“Many communication and journalism faculties now place far more emphasis on marketing than on communication history and theory,” WACC president Dennis Smith noted in his opening address. Smith, a longtime Presbyterian Church (U.S.A.) mission worker, is currently based in Argentina.

WACC is a Toronto-headquartered global organization that promotes communication for social change. The board of directors, WACC’s main governing body, meets once every three years. A key item on the agenda of the 2011 meeting is to agree a five-year strategic plan for 2012 to 2016.

The meeting will also initiate a training program to strengthen global and regional leadership within WACC.

Key concerns identified by Smith included the need for WACC to increase its networking capacity, and to strengthen its governance structures and a sense of common identity and purpose.

“WACC needs to increase our visibility and credibility as the world’s leading faith-based association of communication professionals,” said Smith. “How can we leverage our broad and compelling experience into the capacity to impact public policy and even the communication strategies of ecumenical institutions and of our own churches?”

In his report, Smith had noted how many churches and ecumenical agencies are cutting or eliminating communication budgets.  

“Those programs that remain must justify their continued existence in terms of their contribution to fund-raising and public relations,” the WACC president stated.

“Of course, in today’s market-driven world, religious institutions must learn to package their message in a way that can be heard and understood,” said Smith. “But WACC has always understood that communication is not limited to technique.  Communication is building meaning in common.”

WACC has corporate and personal members in over 100 countries.  Members are organized in eight regional associations in Africa, Asia, the Caribbean, Europe, Latin America, the Middle East, North America and the Pacific.

The history of WACC dates back to 1950 but the organization was more formally established in the UK with a Board of Trustees in 1968. The global headquarters moved to Toronto in 2006.

Smith referred in his report to the WACC’s identity as a faith-based organization, one of the issues dealt with in the strategic planning process.

“I have found that some of us do what we do quite explicitly rooted in our faith experience,” said Smith. “Others of us do what we do because of our ethical and ideological commitments.  Faith talk makes some of us nervous, and some of us have had very painful experiences with the church as institution.”

Some people are part of WACC because of its historic stand on communication rights and social justice, recalled Smith, while for others it is because its mission coincides with their personal faith commitments.

“What, then, is the glue that holds us together?” he asked. The consultations related to the strategic plan made clear the consensus with WACC, said Smith: “We affirm and celebrate our rootedness in the Christian faith while proclaiming our commitment to working respectfully and in humility with all people of good will, especially those on the margins of society.” 

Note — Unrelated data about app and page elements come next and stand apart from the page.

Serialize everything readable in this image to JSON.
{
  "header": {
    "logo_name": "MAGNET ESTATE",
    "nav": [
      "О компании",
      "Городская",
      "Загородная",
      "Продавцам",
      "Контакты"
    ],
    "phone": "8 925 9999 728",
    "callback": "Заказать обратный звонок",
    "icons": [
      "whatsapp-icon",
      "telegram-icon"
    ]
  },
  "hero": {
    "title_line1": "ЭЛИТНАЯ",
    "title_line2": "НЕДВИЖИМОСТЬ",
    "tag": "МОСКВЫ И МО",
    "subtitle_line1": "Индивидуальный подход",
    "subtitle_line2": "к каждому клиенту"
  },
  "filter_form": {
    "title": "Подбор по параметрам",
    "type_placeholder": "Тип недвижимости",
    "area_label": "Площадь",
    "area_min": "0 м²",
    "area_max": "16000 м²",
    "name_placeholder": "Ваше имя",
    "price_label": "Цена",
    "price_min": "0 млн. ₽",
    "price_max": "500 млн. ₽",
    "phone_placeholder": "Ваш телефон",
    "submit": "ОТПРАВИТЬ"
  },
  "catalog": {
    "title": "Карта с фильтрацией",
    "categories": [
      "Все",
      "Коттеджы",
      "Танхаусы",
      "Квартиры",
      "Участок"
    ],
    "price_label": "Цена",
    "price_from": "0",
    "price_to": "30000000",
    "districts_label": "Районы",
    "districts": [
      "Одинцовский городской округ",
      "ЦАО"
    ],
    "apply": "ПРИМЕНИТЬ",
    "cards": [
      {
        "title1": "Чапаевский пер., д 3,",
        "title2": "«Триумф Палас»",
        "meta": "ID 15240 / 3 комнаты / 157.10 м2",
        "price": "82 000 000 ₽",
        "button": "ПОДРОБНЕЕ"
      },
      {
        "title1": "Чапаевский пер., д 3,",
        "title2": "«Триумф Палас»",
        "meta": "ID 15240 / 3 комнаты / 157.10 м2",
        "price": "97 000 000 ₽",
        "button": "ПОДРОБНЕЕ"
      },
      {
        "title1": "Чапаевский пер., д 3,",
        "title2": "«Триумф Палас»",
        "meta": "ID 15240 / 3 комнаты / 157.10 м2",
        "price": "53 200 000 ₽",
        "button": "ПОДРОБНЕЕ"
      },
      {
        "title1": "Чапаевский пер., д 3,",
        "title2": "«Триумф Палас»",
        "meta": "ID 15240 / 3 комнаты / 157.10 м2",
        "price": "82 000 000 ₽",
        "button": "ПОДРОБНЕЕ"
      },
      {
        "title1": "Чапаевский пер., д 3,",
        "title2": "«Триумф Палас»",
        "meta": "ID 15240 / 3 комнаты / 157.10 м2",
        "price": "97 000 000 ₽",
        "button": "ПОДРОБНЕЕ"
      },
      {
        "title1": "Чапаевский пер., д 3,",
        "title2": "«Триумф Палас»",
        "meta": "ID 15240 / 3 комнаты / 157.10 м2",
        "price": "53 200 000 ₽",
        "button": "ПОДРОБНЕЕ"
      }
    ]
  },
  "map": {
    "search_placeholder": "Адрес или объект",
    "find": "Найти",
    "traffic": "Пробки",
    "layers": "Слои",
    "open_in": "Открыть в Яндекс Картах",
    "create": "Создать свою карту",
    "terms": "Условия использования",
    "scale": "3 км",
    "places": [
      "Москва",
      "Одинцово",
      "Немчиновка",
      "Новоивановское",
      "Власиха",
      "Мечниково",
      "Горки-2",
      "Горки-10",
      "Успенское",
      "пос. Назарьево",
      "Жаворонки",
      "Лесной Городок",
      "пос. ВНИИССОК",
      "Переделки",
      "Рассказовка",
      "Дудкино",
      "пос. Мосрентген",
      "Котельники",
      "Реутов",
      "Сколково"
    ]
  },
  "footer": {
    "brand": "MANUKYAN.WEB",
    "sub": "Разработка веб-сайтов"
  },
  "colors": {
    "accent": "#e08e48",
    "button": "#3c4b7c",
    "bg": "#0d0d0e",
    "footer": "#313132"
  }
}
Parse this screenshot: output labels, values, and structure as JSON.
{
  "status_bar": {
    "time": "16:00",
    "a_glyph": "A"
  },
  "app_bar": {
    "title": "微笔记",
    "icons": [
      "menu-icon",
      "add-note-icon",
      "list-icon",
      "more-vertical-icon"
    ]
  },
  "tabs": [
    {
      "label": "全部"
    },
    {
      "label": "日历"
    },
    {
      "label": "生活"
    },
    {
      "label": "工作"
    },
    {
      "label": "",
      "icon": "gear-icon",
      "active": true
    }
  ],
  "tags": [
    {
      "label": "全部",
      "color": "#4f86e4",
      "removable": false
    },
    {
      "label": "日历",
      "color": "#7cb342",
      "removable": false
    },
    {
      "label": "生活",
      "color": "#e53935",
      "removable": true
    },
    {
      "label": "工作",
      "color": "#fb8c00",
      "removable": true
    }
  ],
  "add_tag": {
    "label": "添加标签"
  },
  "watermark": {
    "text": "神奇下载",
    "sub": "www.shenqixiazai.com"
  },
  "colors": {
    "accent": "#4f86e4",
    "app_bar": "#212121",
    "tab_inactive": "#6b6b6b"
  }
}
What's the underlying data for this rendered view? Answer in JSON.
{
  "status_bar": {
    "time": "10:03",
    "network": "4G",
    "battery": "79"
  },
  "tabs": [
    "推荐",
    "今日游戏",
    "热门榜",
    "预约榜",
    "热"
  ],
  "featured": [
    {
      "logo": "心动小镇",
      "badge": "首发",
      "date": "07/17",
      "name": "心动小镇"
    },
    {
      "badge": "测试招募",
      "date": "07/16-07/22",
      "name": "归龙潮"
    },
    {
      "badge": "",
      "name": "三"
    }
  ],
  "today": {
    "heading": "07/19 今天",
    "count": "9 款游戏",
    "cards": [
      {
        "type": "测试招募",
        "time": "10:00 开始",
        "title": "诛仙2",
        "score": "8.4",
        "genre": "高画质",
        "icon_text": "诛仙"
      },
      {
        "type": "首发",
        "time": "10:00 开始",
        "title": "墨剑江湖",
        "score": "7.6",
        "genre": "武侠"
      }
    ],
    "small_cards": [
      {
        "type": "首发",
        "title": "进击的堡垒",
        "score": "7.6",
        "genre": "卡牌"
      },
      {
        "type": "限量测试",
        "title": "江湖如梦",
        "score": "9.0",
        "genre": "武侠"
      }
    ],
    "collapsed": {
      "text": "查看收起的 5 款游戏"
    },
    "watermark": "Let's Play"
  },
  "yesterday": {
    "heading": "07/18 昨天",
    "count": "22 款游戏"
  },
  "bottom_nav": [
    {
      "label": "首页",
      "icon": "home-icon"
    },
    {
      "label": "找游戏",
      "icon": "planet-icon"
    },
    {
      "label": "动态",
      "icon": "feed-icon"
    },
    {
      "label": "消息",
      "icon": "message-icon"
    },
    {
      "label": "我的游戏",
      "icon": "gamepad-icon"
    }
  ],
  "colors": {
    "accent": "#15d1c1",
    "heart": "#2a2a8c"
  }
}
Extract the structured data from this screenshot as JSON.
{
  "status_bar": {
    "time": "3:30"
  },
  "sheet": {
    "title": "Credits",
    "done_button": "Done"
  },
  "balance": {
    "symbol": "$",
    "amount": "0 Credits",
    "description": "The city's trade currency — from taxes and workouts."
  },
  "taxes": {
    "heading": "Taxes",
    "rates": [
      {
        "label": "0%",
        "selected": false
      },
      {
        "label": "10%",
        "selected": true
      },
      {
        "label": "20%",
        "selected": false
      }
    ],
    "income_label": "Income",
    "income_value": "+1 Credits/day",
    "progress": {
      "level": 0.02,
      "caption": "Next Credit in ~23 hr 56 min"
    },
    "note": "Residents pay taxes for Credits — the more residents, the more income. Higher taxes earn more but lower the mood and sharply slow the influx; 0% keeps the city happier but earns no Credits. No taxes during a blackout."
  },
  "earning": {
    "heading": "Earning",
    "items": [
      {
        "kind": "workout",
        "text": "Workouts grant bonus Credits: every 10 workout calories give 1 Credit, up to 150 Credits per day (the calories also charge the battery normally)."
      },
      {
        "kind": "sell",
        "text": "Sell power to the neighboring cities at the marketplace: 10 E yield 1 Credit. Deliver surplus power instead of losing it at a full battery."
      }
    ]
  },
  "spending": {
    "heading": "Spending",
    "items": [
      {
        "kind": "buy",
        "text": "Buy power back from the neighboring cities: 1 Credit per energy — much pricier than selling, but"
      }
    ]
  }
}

Stephen G. Brown is former co-editor of Ecumenical News International and is vice-president for WACC-Europe.